_RECORDS SUPPLIED_
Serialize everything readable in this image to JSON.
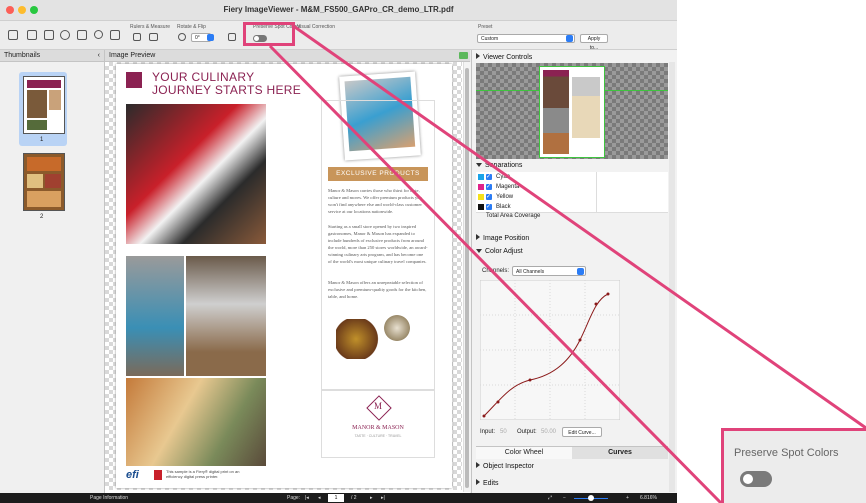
{
  "window": {
    "title": "Fiery ImageViewer - M&M_FS500_GAPro_CR_demo_LTR.pdf",
    "colors": {
      "accent": "#2b7cf5",
      "highlight": "#e0437a",
      "brand": "#8b2252"
    }
  },
  "toolbar": {
    "group_labels": {
      "rulers": "Rulers & Measure",
      "rotate": "Rotate & Flip",
      "preserve": "Preserve Spot Colors",
      "visual": "Visual Correction"
    },
    "rotate_value": "0°",
    "preset_label": "Preset",
    "preset_value": "Custom",
    "apply_label": "Apply to..."
  },
  "thumbnails": {
    "title": "Thumbnails",
    "pages": [
      "1",
      "2"
    ]
  },
  "preview": {
    "title": "Image Preview",
    "page": {
      "headline1": "YOUR CULINARY",
      "headline2": "JOURNEY STARTS HERE",
      "banner": "EXCLUSIVE PRODUCTS",
      "para1": "Manor & Mason carries those who thirst for taste, culture and mores. We offer premium products you won't find anywhere else and world-class customer service at our locations nationwide.",
      "para2": "Starting as a small store opened by two inspired gastronomes, Manor & Mason has expanded to include hundreds of exclusive products from around the world, more than 250 stores worldwide, an award-winning culinary arts program, and has become one of the world's most unique culinary travel companies.",
      "para3": "Manor & Mason offers an unrepeatable selection of exclusive and premium-quality goods for the kitchen, table, and home.",
      "logo_letter": "M",
      "logo_name": "MANOR & MASON",
      "logo_tag": "TASTE · CULTURE · TRAVEL",
      "efi": "efi",
      "efi_note1": "This sample is a Fiery® digital print on an",
      "efi_note2": "efficiency digital press printer."
    }
  },
  "right_panel": {
    "viewer_controls": "Viewer Controls",
    "separations": "Separations",
    "seps": [
      {
        "name": "Cyan",
        "color": "#1aa3e8"
      },
      {
        "name": "Magenta",
        "color": "#e0238a"
      },
      {
        "name": "Yellow",
        "color": "#f5e11b"
      },
      {
        "name": "Black",
        "color": "#111111"
      }
    ],
    "total_area": "Total Area Coverage",
    "image_position": "Image Position",
    "color_adjust": "Color Adjust",
    "channels_label": "Channels:",
    "channels_value": "All Channels",
    "input_label": "Input:",
    "input_value": "50",
    "output_label": "Output:",
    "output_value": "50.00",
    "edit_curve": "Edit Curve...",
    "tab_wheel": "Color Wheel",
    "tab_curves": "Curves",
    "object_inspector": "Object Inspector",
    "edits": "Edits"
  },
  "status": {
    "page_info": "Page Information",
    "page_label": "Page:",
    "page_value": "1",
    "page_total": "/ 2",
    "zoom": "6.816%"
  },
  "callout": {
    "label": "Preserve Spot Colors"
  }
}
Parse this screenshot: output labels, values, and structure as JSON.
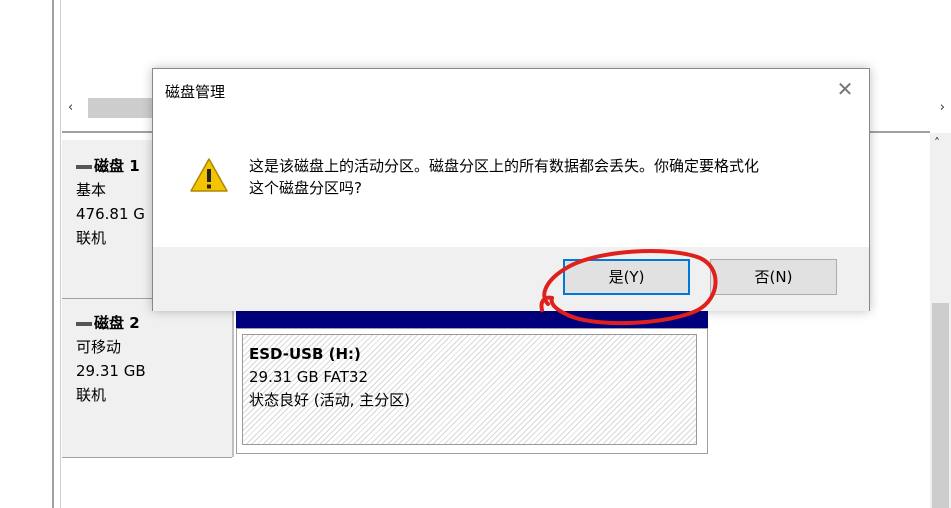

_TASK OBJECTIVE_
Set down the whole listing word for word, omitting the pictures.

_TASK ANSWER_
Serialize everything readable in this image to JSON.
{
  "window": {
    "title": "Fiery ImageViewer - M&M_FS500_GAPro_CR_demo_LTR.pdf",
    "colors": {
      "accent": "#2b7cf5",
      "highlight": "#e0437a",
      "brand": "#8b2252"
    }
  },
  "toolbar": {
    "group_labels": {
      "rulers": "Rulers & Measure",
      "rotate": "Rotate & Flip",
      "preserve": "Preserve Spot Colors",
      "visual": "Visual Correction"
    },
    "rotate_value": "0°",
    "preset_label": "Preset",
    "preset_value": "Custom",
    "apply_label": "Apply to..."
  },
  "thumbnails": {
    "title": "Thumbnails",
    "pages": [
      "1",
      "2"
    ]
  },
  "preview": {
    "title": "Image Preview",
    "page": {
      "headline1": "YOUR CULINARY",
      "headline2": "JOURNEY STARTS HERE",
      "banner": "EXCLUSIVE PRODUCTS",
      "para1": "Manor & Mason carries those who thirst for taste, culture and mores. We offer premium products you won't find anywhere else and world-class customer service at our locations nationwide.",
      "para2": "Starting as a small store opened by two inspired gastronomes, Manor & Mason has expanded to include hundreds of exclusive products from around the world, more than 250 stores worldwide, an award-winning culinary arts program, and has become one of the world's most unique culinary travel companies.",
      "para3": "Manor & Mason offers an unrepeatable selection of exclusive and premium-quality goods for the kitchen, table, and home.",
      "logo_letter": "M",
      "logo_name": "MANOR & MASON",
      "logo_tag": "TASTE · CULTURE · TRAVEL",
      "efi": "efi",
      "efi_note1": "This sample is a Fiery® digital print on an",
      "efi_note2": "efficiency digital press printer."
    }
  },
  "right_panel": {
    "viewer_controls": "Viewer Controls",
    "separations": "Separations",
    "seps": [
      {
        "name": "Cyan",
        "color": "#1aa3e8"
      },
      {
        "name": "Magenta",
        "color": "#e0238a"
      },
      {
        "name": "Yellow",
        "color": "#f5e11b"
      },
      {
        "name": "Black",
        "color": "#111111"
      }
    ],
    "total_area": "Total Area Coverage",
    "image_position": "Image Position",
    "color_adjust": "Color Adjust",
    "channels_label": "Channels:",
    "channels_value": "All Channels",
    "input_label": "Input:",
    "input_value": "50",
    "output_label": "Output:",
    "output_value": "50.00",
    "edit_curve": "Edit Curve...",
    "tab_wheel": "Color Wheel",
    "tab_curves": "Curves",
    "object_inspector": "Object Inspector",
    "edits": "Edits"
  },
  "status": {
    "page_info": "Page Information",
    "page_label": "Page:",
    "page_value": "1",
    "page_total": "/ 2",
    "zoom": "6.816%"
  },
  "callout": {
    "label": "Preserve Spot Colors"
  }
}
Parse this screenshot: output labels, values, and structure as JSON.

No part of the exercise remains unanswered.